I again had to have the patience to catch the rare and precious moments of fleeting light. I also had to fit in with the Bonze and worshipers’ daily routines without disturbing their meditation, as I previously had to get myself accepted by clients at the baths without disturbing their well-being. In these mysterious troglodytic temples, I discovered the same smell of saltpetre you get in humid caverns, this impression of being enveloped in a cocoon, this notion of timeless bastions. But above all, I was once again witness to these intimate spaces where people bare their souls to Buddha.
Q: You used a Leica M9-P for this series. How did it help your project?
A: For a long time, I was happy with my M cameras (M4, M6, MP). For a whole host of reasons, I resisted going over to digital.
I wasn’t at all convinced by the M8. When the M9 arrived, it was considerably more tempting, but I found it pretty expensive for a camera you don’t have the time to become attached to. I found, and still find, it hard to accept the idea that you no longer keep your camera for fifteen or so years. But at the same time, finding the funds for film stock, developing and scanning was becoming unreasonable. So in 2011, I finally took the plunge by looking into Japanese digital cameras, thinking that for my pet photos, I’d still use a Leica film camera.
To be honest, I lost a lot of pleasure in taking pictures and I also felt trapped with certain Japanese lenses. To get homogeneous files, you really have to play with the diaphragm. I didn’t feel free to choose my diaphragm settings any more.
Years ago, I convinced a photographer friend, Olivier Touron, to throw away his big SLR and discover the pleasure of working with an M6. It was this same Olivier, now a fervent Leica enthusiast, who brought me back to Leica by showing me that my problem with my Japanese SLR file’s lack of homogeneity would be resolved with the M9.
For the subject on these low-lit caves, I needed lenses that would give excellent results even when completely open. That’s why I finally decided to get the M9-P. The pleasure returned, even if I often suffered from not being able to increase the ISO enough!

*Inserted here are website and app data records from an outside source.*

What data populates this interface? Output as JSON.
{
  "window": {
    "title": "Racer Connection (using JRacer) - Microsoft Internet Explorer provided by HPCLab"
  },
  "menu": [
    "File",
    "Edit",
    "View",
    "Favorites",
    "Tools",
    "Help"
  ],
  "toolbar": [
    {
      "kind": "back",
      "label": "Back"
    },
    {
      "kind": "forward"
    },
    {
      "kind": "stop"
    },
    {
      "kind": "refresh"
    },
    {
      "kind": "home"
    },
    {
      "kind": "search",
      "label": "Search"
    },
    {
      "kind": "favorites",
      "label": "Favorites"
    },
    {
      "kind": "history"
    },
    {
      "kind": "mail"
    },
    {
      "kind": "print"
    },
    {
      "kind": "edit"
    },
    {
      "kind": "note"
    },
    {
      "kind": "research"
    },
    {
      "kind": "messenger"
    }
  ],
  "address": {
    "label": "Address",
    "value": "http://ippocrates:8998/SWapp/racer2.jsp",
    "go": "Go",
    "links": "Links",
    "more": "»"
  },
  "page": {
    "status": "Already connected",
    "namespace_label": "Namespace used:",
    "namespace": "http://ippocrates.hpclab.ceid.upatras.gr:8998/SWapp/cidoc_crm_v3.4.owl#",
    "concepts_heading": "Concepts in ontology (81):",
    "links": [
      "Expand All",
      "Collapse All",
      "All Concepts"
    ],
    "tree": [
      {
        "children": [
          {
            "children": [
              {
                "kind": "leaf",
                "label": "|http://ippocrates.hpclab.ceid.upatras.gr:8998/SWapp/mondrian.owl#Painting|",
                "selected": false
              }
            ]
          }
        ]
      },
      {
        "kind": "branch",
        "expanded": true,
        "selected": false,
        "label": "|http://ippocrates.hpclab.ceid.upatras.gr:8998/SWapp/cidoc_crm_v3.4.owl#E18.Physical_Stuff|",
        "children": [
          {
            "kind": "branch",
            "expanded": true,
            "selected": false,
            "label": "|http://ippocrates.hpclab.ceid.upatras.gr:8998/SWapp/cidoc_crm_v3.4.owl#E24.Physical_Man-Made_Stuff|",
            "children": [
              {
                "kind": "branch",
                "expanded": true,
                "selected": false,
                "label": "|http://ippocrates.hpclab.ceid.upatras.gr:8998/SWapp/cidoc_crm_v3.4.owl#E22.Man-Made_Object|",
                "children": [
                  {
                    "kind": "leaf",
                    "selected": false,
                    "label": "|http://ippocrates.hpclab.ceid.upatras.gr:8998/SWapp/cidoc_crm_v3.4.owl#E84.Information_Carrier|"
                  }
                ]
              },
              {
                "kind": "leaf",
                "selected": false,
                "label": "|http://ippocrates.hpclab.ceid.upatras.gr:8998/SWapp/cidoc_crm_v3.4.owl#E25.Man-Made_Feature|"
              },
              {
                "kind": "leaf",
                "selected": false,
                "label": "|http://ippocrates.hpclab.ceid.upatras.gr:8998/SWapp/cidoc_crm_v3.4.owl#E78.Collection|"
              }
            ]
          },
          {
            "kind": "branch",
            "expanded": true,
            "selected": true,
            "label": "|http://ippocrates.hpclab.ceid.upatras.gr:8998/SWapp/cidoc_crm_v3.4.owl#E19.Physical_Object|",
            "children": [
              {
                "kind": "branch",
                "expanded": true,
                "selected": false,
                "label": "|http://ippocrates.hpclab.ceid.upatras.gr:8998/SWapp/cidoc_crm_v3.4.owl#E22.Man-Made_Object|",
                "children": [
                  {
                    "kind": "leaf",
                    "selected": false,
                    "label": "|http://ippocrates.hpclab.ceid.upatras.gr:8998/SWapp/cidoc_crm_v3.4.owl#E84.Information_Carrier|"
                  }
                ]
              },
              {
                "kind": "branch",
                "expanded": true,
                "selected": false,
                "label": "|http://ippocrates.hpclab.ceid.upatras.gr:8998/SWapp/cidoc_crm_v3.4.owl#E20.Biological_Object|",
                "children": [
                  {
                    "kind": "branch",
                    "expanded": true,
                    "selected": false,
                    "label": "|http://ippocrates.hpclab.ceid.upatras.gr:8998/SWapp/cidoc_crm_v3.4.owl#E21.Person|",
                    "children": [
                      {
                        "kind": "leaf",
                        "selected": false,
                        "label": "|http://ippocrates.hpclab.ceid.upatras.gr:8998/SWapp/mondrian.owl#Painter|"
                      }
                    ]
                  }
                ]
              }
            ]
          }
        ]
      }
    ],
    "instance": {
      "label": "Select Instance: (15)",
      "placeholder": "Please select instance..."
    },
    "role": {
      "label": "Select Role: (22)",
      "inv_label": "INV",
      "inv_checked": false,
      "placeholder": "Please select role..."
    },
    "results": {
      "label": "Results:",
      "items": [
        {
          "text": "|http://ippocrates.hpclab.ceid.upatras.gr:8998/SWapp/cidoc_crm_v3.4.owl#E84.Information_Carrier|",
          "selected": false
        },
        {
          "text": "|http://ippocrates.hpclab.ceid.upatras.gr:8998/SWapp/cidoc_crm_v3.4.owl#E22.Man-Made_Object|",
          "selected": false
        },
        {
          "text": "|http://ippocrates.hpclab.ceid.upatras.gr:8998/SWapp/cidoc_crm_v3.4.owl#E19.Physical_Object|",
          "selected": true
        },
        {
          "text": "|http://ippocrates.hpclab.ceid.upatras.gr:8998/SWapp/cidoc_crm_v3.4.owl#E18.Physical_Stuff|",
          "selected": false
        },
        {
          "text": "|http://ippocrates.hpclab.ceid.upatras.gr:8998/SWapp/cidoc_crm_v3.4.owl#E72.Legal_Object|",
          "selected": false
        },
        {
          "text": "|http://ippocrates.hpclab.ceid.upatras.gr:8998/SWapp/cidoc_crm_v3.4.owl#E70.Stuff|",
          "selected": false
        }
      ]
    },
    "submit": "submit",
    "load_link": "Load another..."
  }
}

I have just received the new Leica M. The question of noise on high ISO settings has considerably progressed. Other M9 shortcomings have been resolved. But I am going to miss the M9-Ps, at times eccentric white balance, and the result of the CCD sensor (at least up to 400 ISO).
I’ll therefore complete the rest of this study of the caves with the new Leica M, which will allow me to go beyond 800 ISO. This will also allow me to continue my work on public baths in the Arab Muslim world, which means that this new M will be really put through its paces in the hot and humid rooms of the hammam! So, the question playing on my mind is, “Will my Leica M be as sturdy and trustworthy as my old M9-P?”
Thank you for your time, Pascal!
– Leica Internet Team
Read Pascal’s interview in French here. Visit Pascal’s website to learn more.